Sheila also hopes her research will help raise awareness of early onset dementia, as she feels there isn’t enough awareness about its existence and the needs of those who have it.
“By advancing understanding of the health and care needs of people with early onset dementia, (my) study is intended to contribute to the development of effective and accessible services for people living with this form of dementia and their caregivers,” said Sheila.
Sheila says being awarded the Alzheimer Society’s Graduate Student Fellowship is extremely meaningful because of the personal connection she has to her studies.
“I am excited about winning the award, and very grateful,” Sheila says.
Enjoying the outdoors!
Spending time outdoors has positive health benefits for both the body and mind. Independence, general well-being, sensory pleasure and reminiscence are promoted, while physical functioning may be invigorated.
Going out to the park, lake or farm are great outdoor activities, but there are other ways you can enjoy the outdoors together more frequently.
Take your usual day-to-day activities onto the patio or into the garden.
A few activities that you and the person you care for can do include:
- Barbecue and eat a meal
- Care for the garden
- Spend time with children or grandchildren
- Play lawn games
- Read a book
- Give a massage or pedicure
- Listen to music
- Play a musical instrument
- Spend time with pets
- Paint or do a craft
- Feed the birds
Find activities the person with dementia enjoys doing, and adapt the activity to meet their changing interests and needs. What’s most important is that people have the opportunity to enjoy the sunshine, fresh air, bird songs and the burst of colors around them.
When surrounded by nature, everyone can enjoy sensory, physical, social and mind stimulating activities in new ways!
Upcoming Family Education
Provincial Family Education
There will no education sessions throughout July and August. Sessions will resume in the fall.
Click HERE to see a sneak peak of the 2013-14 calendar.
Upcoming Fall Education:
Family Education – Community Session
Alzheimer’s Disease and Other Dementia’s: Identifying Warning Signs & Planning for the FutureWednesday, September 18 7 – 8:30 pm St. Joseph’s Residence – 1149 Leila Ave Click here for online registration
Living with Alzheimer’s Disease or Another Dementia WorkshopSaturday, September 28 & Saturday, October 5 9 am – 2 pm Lindenwood Manor – 475 Lindenwood Dr E Click here for online registration
2013 Motorcycle Poker Derby
The Alzheimer Society of Manitoba’s 2013 Motorcycle Poker Derby takes place in Brandon, Manitoba on Saturday, August 17, 2013.
For more information please call Marni at 204-729-8320 or email email@example.com
Make your coffee count this September and October!

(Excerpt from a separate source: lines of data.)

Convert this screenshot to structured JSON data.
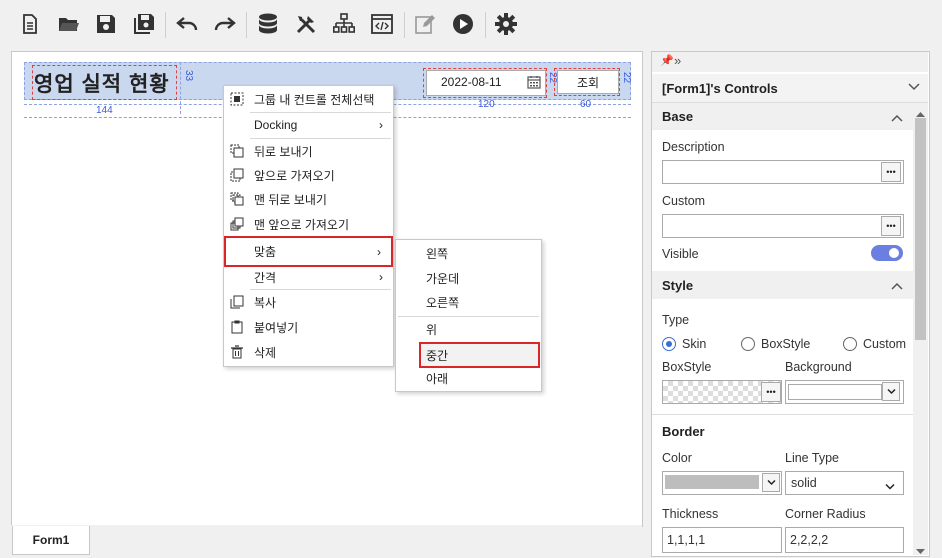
{
  "toolbar": {
    "icons": [
      "new-file-icon",
      "open-folder-icon",
      "save-icon",
      "save-all-icon",
      "undo-icon",
      "redo-icon",
      "database-icon",
      "tools-icon",
      "hierarchy-icon",
      "code-view-icon",
      "edit-icon",
      "run-icon",
      "settings-icon"
    ]
  },
  "form": {
    "title": "영업 실적 현황",
    "date_value": "2022-08-11",
    "search_button": "조회",
    "dims": {
      "title_width": "144",
      "title_height": "33",
      "date_width": "120",
      "button_width": "60",
      "small_a": "22",
      "small_b": "22"
    }
  },
  "tab": {
    "label": "Form1"
  },
  "context_menu": {
    "items": [
      "그룹 내 컨트롤 전체선택",
      "Docking",
      "뒤로 보내기",
      "앞으로 가져오기",
      "맨 뒤로 보내기",
      "맨 앞으로 가져오기",
      "맞춤",
      "간격",
      "복사",
      "붙여넣기",
      "삭제"
    ]
  },
  "submenu": {
    "items": [
      "왼쪽",
      "가운데",
      "오른쪽",
      "위",
      "중간",
      "아래"
    ]
  },
  "panel": {
    "header": "[Form1]'s Controls",
    "base_section": "Base",
    "description_label": "Description",
    "custom_label": "Custom",
    "visible_label": "Visible",
    "style_section": "Style",
    "type_label": "Type",
    "type_options": [
      "Skin",
      "BoxStyle",
      "Custom"
    ],
    "type_selected": "Skin",
    "boxstyle_label": "BoxStyle",
    "background_label": "Background",
    "border_section": "Border",
    "color_label": "Color",
    "linetype_label": "Line Type",
    "linetype_value": "solid",
    "thickness_label": "Thickness",
    "thickness_value": "1,1,1,1",
    "radius_label": "Corner Radius",
    "radius_value": "2,2,2,2",
    "colors": {
      "toggle": "#6b7fe0",
      "highlight": "#d8262a",
      "band": "#c9d7ef"
    }
  }
}
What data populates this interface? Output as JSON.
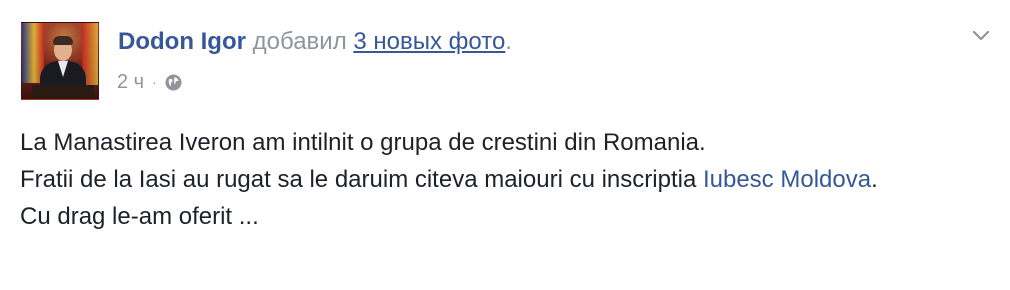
{
  "post": {
    "author": "Dodon Igor",
    "action": "добавил",
    "photos_link": "3 новых фото",
    "period": ".",
    "timestamp": "2 ч",
    "separator": "·",
    "audience_icon": "globe-icon",
    "menu_icon": "chevron-down-icon",
    "text": {
      "line1": "La Manastirea Iveron am intilnit o grupa de crestini din Romania.",
      "line2_prefix": "Fratii de la Iasi au rugat sa le daruim citeva maiouri cu inscriptia ",
      "line2_link": "Iubesc Moldova",
      "line2_suffix": ".",
      "line3": "Cu drag le-am oferit ..."
    }
  },
  "colors": {
    "link": "#365899",
    "meta": "#90949c",
    "text": "#1d2129",
    "background": "#ffffff"
  }
}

Coffee Break® is an Alzheimer Society nationwide annual fundraiser. During September and October, friends, co-workers and customers gather in communities across Manitoba and Canada to raise funds for local Alzheimer Societies.
Participants at these events make a donation in exchange for a cup of coffee. The money raised in Manitoba stays in Manitoba to help support local programs, services and the search for a cure.

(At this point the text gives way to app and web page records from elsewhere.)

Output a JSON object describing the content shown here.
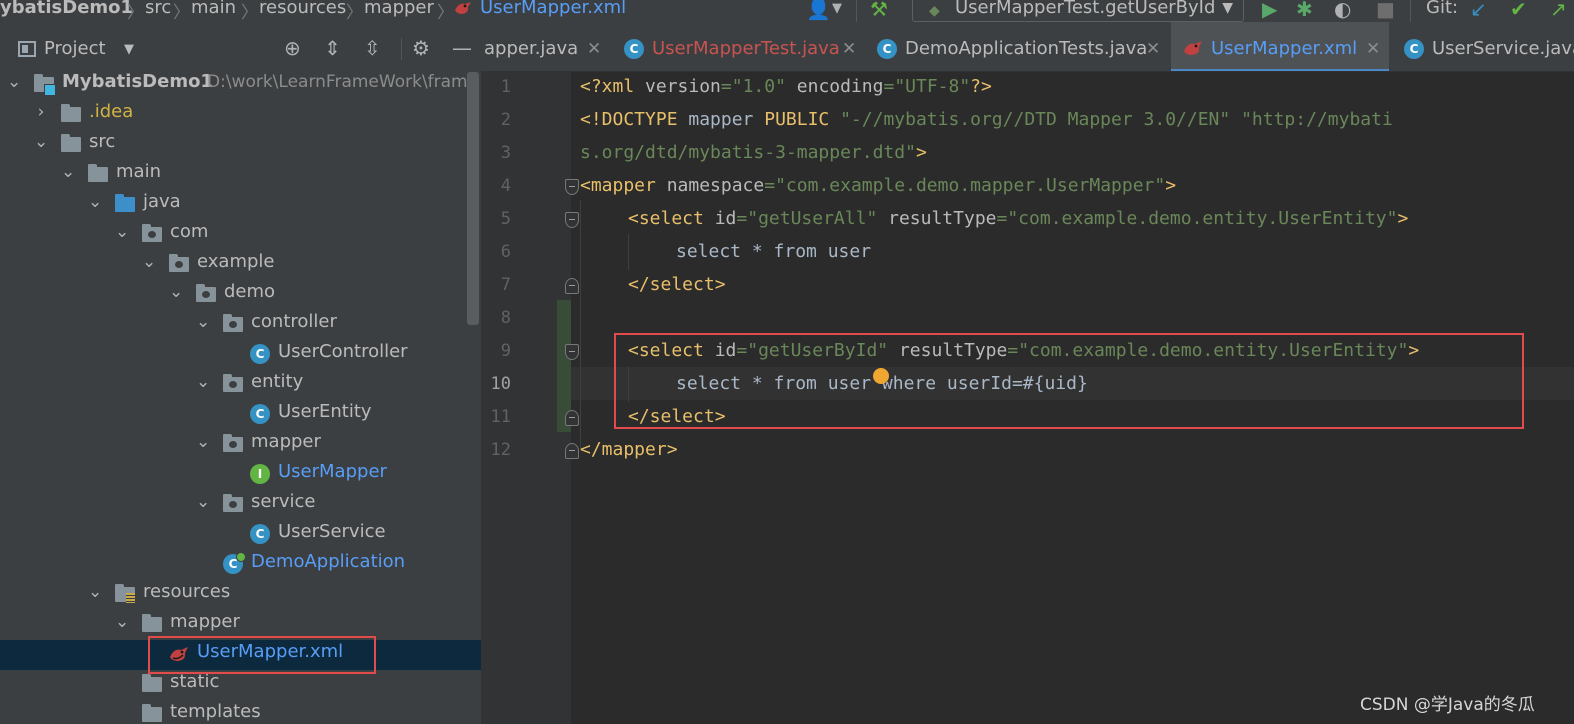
{
  "breadcrumb": {
    "project": "ybatisDemo1",
    "items": [
      "src",
      "main",
      "resources",
      "mapper"
    ],
    "file": "UserMapper.xml"
  },
  "toolbar": {
    "run_config": "UserMapperTest.getUserById",
    "git_label": "Git:"
  },
  "project_panel": {
    "title": "Project",
    "tree": [
      {
        "label": "MybatisDemo1",
        "path": "D:\\work\\LearnFrameWork\\frame"
      },
      {
        "label": ".idea"
      },
      {
        "label": "src"
      },
      {
        "label": "main"
      },
      {
        "label": "java"
      },
      {
        "label": "com"
      },
      {
        "label": "example"
      },
      {
        "label": "demo"
      },
      {
        "label": "controller"
      },
      {
        "label": "UserController"
      },
      {
        "label": "entity"
      },
      {
        "label": "UserEntity"
      },
      {
        "label": "mapper"
      },
      {
        "label": "UserMapper"
      },
      {
        "label": "service"
      },
      {
        "label": "UserService"
      },
      {
        "label": "DemoApplication"
      },
      {
        "label": "resources"
      },
      {
        "label": "mapper"
      },
      {
        "label": "UserMapper.xml"
      },
      {
        "label": "static"
      },
      {
        "label": "templates"
      }
    ]
  },
  "tabs": [
    {
      "label": "apper.java"
    },
    {
      "label": "UserMapperTest.java"
    },
    {
      "label": "DemoApplicationTests.java"
    },
    {
      "label": "UserMapper.xml"
    },
    {
      "label": "UserService.java"
    }
  ],
  "editor": {
    "line_numbers": [
      "1",
      "2",
      "3",
      "4",
      "5",
      "6",
      "7",
      "8",
      "9",
      "10",
      "11",
      "12"
    ],
    "current_line": "10",
    "code": {
      "l1": {
        "a": "<?xml ",
        "b": "version",
        "c": "=",
        "d": "\"1.0\"",
        "e": " ",
        "f": "encoding",
        "g": "=",
        "h": "\"UTF-8\"",
        "i": "?>"
      },
      "l2": {
        "a": "<!DOCTYPE ",
        "b": "mapper ",
        "c": "PUBLIC ",
        "d": "\"-//mybatis.org//DTD Mapper 3.0//EN\"",
        "e": " ",
        "f": "\"http://mybati"
      },
      "l3": {
        "a": "s.org/dtd/mybatis-3-mapper.dtd\"",
        "b": ">"
      },
      "l4": {
        "a": "<mapper ",
        "b": "namespace",
        "c": "=",
        "d": "\"com.example.demo.mapper.UserMapper\"",
        "e": ">"
      },
      "l5": {
        "a": "<select ",
        "b": "id",
        "c": "=",
        "d": "\"getUserAll\"",
        "e": " ",
        "f": "resultType",
        "g": "=",
        "h": "\"com.example.demo.entity.UserEntity\"",
        "i": ">"
      },
      "l6": {
        "a": "select * from user"
      },
      "l7": {
        "a": "</select>"
      },
      "l9": {
        "a": "<select ",
        "b": "id",
        "c": "=",
        "d": "\"getUserById\"",
        "e": " ",
        "f": "resultType",
        "g": "=",
        "h": "\"com.example.demo.entity.UserEntity\"",
        "i": ">"
      },
      "l10": {
        "a": "select * from user where userId=#{uid}"
      },
      "l11": {
        "a": "</select>"
      },
      "l12": {
        "a": "</mapper>"
      }
    }
  },
  "watermark": "CSDN @学Java的冬瓜",
  "colors": {
    "highlight_box": "#e24b4b",
    "xml_tag": "#e8bf6a",
    "xml_value": "#6a8759",
    "selection": "#0d293e",
    "accent": "#4a88c7"
  }
}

Host a Coffee Break® fundraiser at your office, home, local community club, church, school or anywhere your serve coffee. It’s so simple! Just put on a pot of coffee and collect donations for a great cause.
Click HERE to register online.

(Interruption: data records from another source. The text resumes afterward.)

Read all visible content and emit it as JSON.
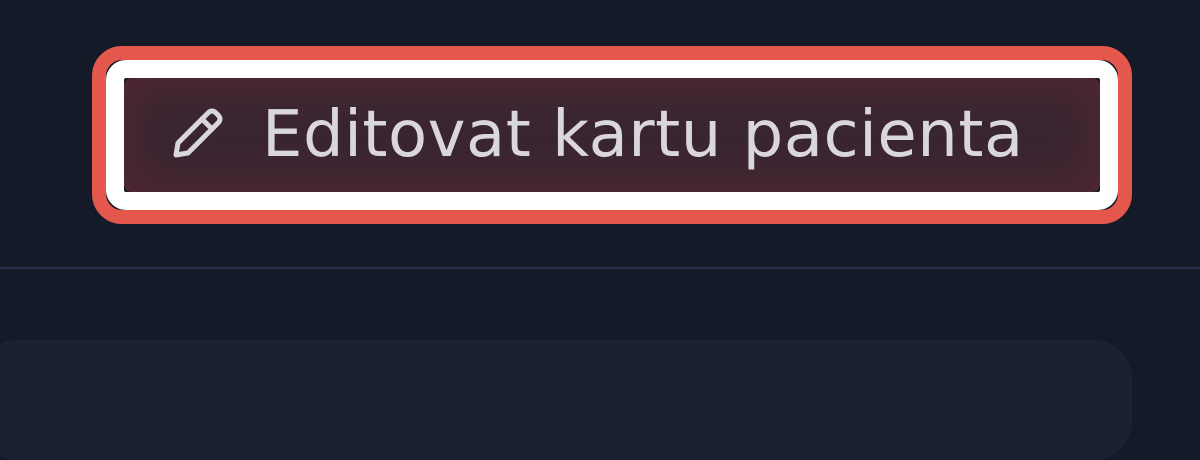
{
  "toolbar": {
    "edit_button_label": "Editovat kartu pacienta",
    "edit_button_icon": "pencil-icon"
  },
  "colors": {
    "page_background": "#141a28",
    "highlight": "#e4574c",
    "button_background": "#3a2630",
    "button_text": "#d9d6dc"
  }
}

We hope you take a moment to look through our Annual Report for 2012-13.
In this report, we celebrate the successes of the Alzheimer Society over the past year.
We have accomplished so much and have come a long way – but there is still a long way to go.